DATA EXTRACT:
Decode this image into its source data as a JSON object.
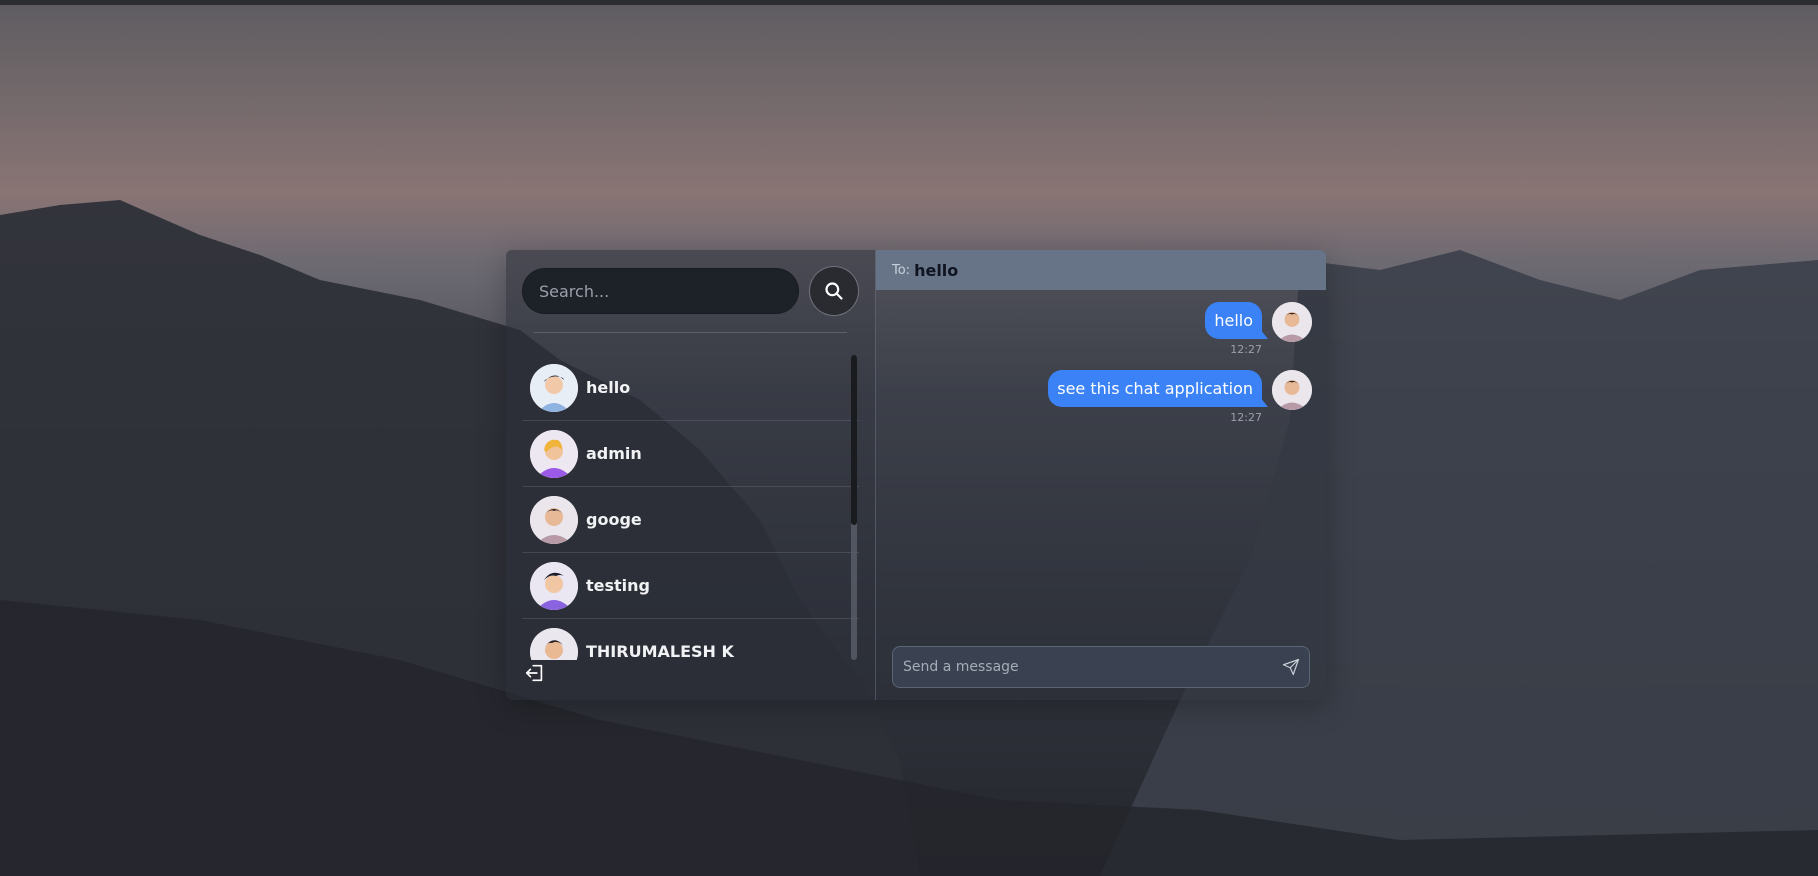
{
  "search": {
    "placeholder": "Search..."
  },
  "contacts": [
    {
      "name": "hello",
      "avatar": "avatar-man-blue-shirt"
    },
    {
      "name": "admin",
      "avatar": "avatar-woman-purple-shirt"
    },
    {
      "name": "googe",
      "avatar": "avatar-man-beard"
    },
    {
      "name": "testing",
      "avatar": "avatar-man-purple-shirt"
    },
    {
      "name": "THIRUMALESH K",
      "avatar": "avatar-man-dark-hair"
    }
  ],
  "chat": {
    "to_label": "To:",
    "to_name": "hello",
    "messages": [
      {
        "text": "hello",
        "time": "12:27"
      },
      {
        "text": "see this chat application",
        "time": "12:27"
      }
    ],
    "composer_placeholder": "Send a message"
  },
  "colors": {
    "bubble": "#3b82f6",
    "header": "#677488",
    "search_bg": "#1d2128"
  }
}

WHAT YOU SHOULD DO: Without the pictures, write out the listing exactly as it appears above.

RESPONSE:
Decode this image into its source data as a JSON object.
{
  "search": {
    "placeholder": "Search..."
  },
  "contacts": [
    {
      "name": "hello",
      "avatar": "avatar-man-blue-shirt"
    },
    {
      "name": "admin",
      "avatar": "avatar-woman-purple-shirt"
    },
    {
      "name": "googe",
      "avatar": "avatar-man-beard"
    },
    {
      "name": "testing",
      "avatar": "avatar-man-purple-shirt"
    },
    {
      "name": "THIRUMALESH K",
      "avatar": "avatar-man-dark-hair"
    }
  ],
  "chat": {
    "to_label": "To:",
    "to_name": "hello",
    "messages": [
      {
        "text": "hello",
        "time": "12:27"
      },
      {
        "text": "see this chat application",
        "time": "12:27"
      }
    ],
    "composer_placeholder": "Send a message"
  },
  "colors": {
    "bubble": "#3b82f6",
    "header": "#677488",
    "search_bg": "#1d2128"
  }
}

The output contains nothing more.